|Axial section of the spinal cord showing syphilitic destruction (whitened area, upper center) of the posterior columns which carry sensory information from the body to the brain|
|Classification and external resources|
Tabes dorsalis, also known as syphilitic myelopathy, is a slow degeneration (specifically, demyelination) of the neural tracts primarily in the dorsal columns (posterior columns) of the spinal cord (the portion closest to the back of the body) & dorsal roots. These nerves normally help maintain a person's sense of position (proprioception), vibration, and discriminative touch.
Signs and symptoms may not appear for decades after the initial infection and include weakness, diminished reflexes, paresthesias (shooting and burning pains, pricking sensations, and formication), hypoesthesias (abnormally diminished cutaneous, especially tactile, sensory modalities), tabetic gait (locomotor ataxia), progressive degeneration of the joints, loss of coordination, episodes of intense pain and disturbed sensation (including glossodynia), personality changes, urinary incontinence, dementia, deafness, visual impairment, positive Romberg's test, and impaired response to light (Argyll Robertson pupil). The skeletal musculature is hypotonic due to destruction of the sensory limb of the spindle reflex. The deep tendon reflexes are also diminished or absent; for example, the "knee jerk" or patellar reflex may be lacking (Westphal's sign). A complication of tabes dorsalis can be transient neuralgic paroxysmal pain affecting the eyes and the ophthalmic areas, previously called "Pel's crises" after Dutch physician P.K. Pel. Now more commonly called "tabetic ocular crises", an attack is characterized by sudden, intense eye pain, tearing of the eyes and sensitivity to light.
"Tabes dorsalgia" is a related lancinating back pain.
"Tabetic gait" is a characteristic ataxic gait of untreated syphilis where the person's feet slap the ground as they strike the floor due to loss of proprioception. In daylight the person can avoid some unsteadiness by watching their own feet.
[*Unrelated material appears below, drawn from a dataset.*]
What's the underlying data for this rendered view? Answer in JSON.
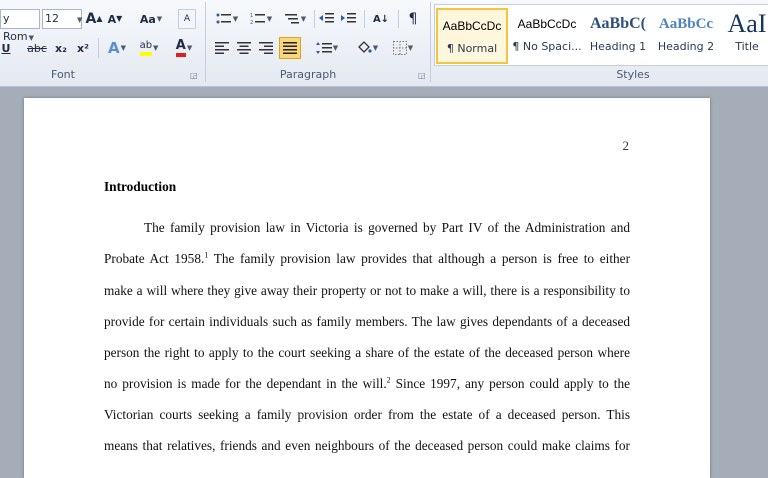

Tabes dorsalis is caused by demyelination by advanced syphilis infection (tertiary syphilis), when the primary infection by the causative spirochete bacterium, Treponema pallidum, is left untreated for an extended period of time (past the point of blood infection by the organism).
Intravenously administered penicillin is the treatment of choice. Associated pain can be treated with opiates, valproate, or carbamazepine. Those with tabes dorsalis may also require physical therapy to deal with muscle wasting and weakness. Preventive treatment for those who come into sexual contact with an individual with syphilis is important.
The disease is more frequent in males than in females. Onset is commonly during mid-life. The incidence of tabes dorsalis is rising, in part due to co-associated HIV infection.
Although there were earlier clinical accounts of this disease, and descriptions and illustrations of the posterior columns of the spinal cord, it was the Berlin neurologist Romberg whose account became the classical textbook description, first published in German and later translated into English.